        My main point though was that Adleman, has even outperformed our supposed best starter so far. And ya the SSS disclaimer applies here.

  3. Jeff Gilbert

    Saw Mahle pitch a bunch at Dayton last year. In control and pitches like a pitcher. Schofield, his manager, was high on him too. Hope he makes it. We need a variety of arms, not just fireballers going on the DL.

    • Nick Carrington

      But older scouting reports have him throwing slower. I think he has gained some velocity in the last year.

      • IndyRedMan

        Supposedly Mahle was clocked at 99 on the last pitch of the perfect game! Who knows but he should be AAA pretty soon at the rate he’s going!

      • Dewey Roberts

        I saw Mahle pitch the next start after his perfect game and he threw 6 shut out innings. He is very impressive.

  4. Redgoggles

    I think Adleman is the perfect AAAA guy, who can fill in for the injured SP that always seems to happen (or limit innings for the youth.) I’m just not real comfortable slotting him into the #2/3 hole where he is now.

  5. bouwills

    Your post makes perfect sense. Just like to add ……until there are 5 guys PERFORMING better than him…………

  6. Eugeniologist

    I would say that Stephenson is still highly rated because if he was moved down, then rankings would be admitting they were wrong before he even played in the majors.

  7. mdhabel

    According to Pitchf/x data from 2007 to current, for qualified pitchers, here are correlation coefficients with FIP:
    4-seam fastball velocity = .1754
    Zone% (Pitches in the strike zone / total pitches) = .0015

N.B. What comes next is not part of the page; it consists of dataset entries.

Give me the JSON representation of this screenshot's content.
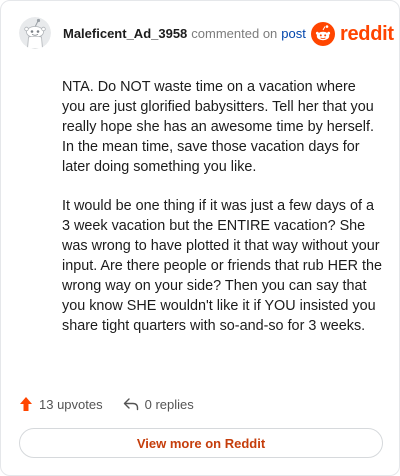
{
  "comment": {
    "username": "Maleficent_Ad_3958",
    "action_text": "commented on",
    "post_link": "post",
    "paragraphs": [
      "NTA. Do NOT waste time on a vacation where you are just glorified babysitters. Tell her that you really hope she has an awesome time by herself. In the mean time, save those vacation days for later doing something you like.",
      "It would be one thing if it was just a few days of a 3 week vacation but the ENTIRE vacation? She was wrong to have plotted it that way without your input. Are there people or friends that rub HER the wrong way on your side? Then you can say that you know SHE wouldn't like it if YOU insisted you share tight quarters with so-and-so for 3 weeks."
    ]
  },
  "brand": {
    "name": "reddit",
    "color": "#ff4500"
  },
  "actions": {
    "upvotes_label": "13 upvotes",
    "replies_label": "0 replies",
    "upvote_icon": "arrow-up-icon",
    "reply_icon": "reply-arrow-icon"
  },
  "footer": {
    "view_more_label": "View more on Reddit",
    "accent": "#c53d0b"
  }
}
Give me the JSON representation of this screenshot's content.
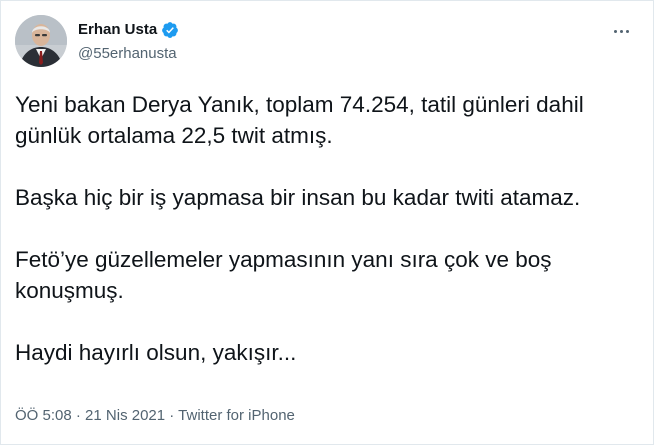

    not sure if there would be a better stat for control but it appears higher velocity is more indicative of a good pitching performance than throwing more strikes

    • cfd3000

      That’s a big spread, but may not be the right comparison. What’s the correlation on BB% or BB/9? Maybe it’s splitting hairs but unless a guy throws about 97 or above speed alone doesn’t really matter – it’s command, changing speeds, movement. And yes, I’m probably just a little frustrated after last night’s debacle with 37 walks and eleventy-three HBP.

      • mdhabel

        yeah that might make more sense. Zone% by itself definitely doesnt feel right because that doesnt tell you if they are throwing strikes and getting outs or throwing strikes and getting clobered. The fact that it is so close to 0 means it is some of both going on.

      • mdhabel

        BB/9 = .0723 so higher than Zone% but not as high as velocity

        The other one I looked at was O-Swing%, which was .2531, which makes sense because if a pitcher is good enough to get batters to swing at bad pitchers, they are going to have more success.

      • cfd3000

        So in some ways the takeaway is nothing new. Look for the guy with excellent velocity, who gives up relatively few walks, and has nasty breaking stuff that gets hitters swinging at pitches outside the zone. Why didn’t we think of that sooner? Here’s one case where the data doesn’t really reveal anything too surprising… Thanks for digging that out!

  8. Tom Mitsoff

    if Adleman had only one or two seasons of team control, I could see considering him in the same light as Feldman, Storen or Arroyo — as a filler piece. But he has five years team control left after this season. Look at every other MLB team, and there’s not one on which he wouldn’t be at least the fifth starter. Until there are five other starting pitchers in the organization who prove they are better than him on a consistent basis, he should start every fifth day.

  9. Hingle McCringleberry

    The problem with Stevenson is nobody in the organization can teach him how to pitch. The reds are bad at development. It might pay off hiring Jose Rijo to teach him how to throw a good slider and circle change.

    This is why I didn’t like when cueto was traded. These guys could learn from cueto. To throw more strikes, he stopped throwing and started to pitch. To compensate for the slower speeds he started to change his delivery. This is why leake and cueto were the ones to keep and Bailey was the one to boot.

    The organization has made some strides but overall jocketty still has his thumb prints all over these moves.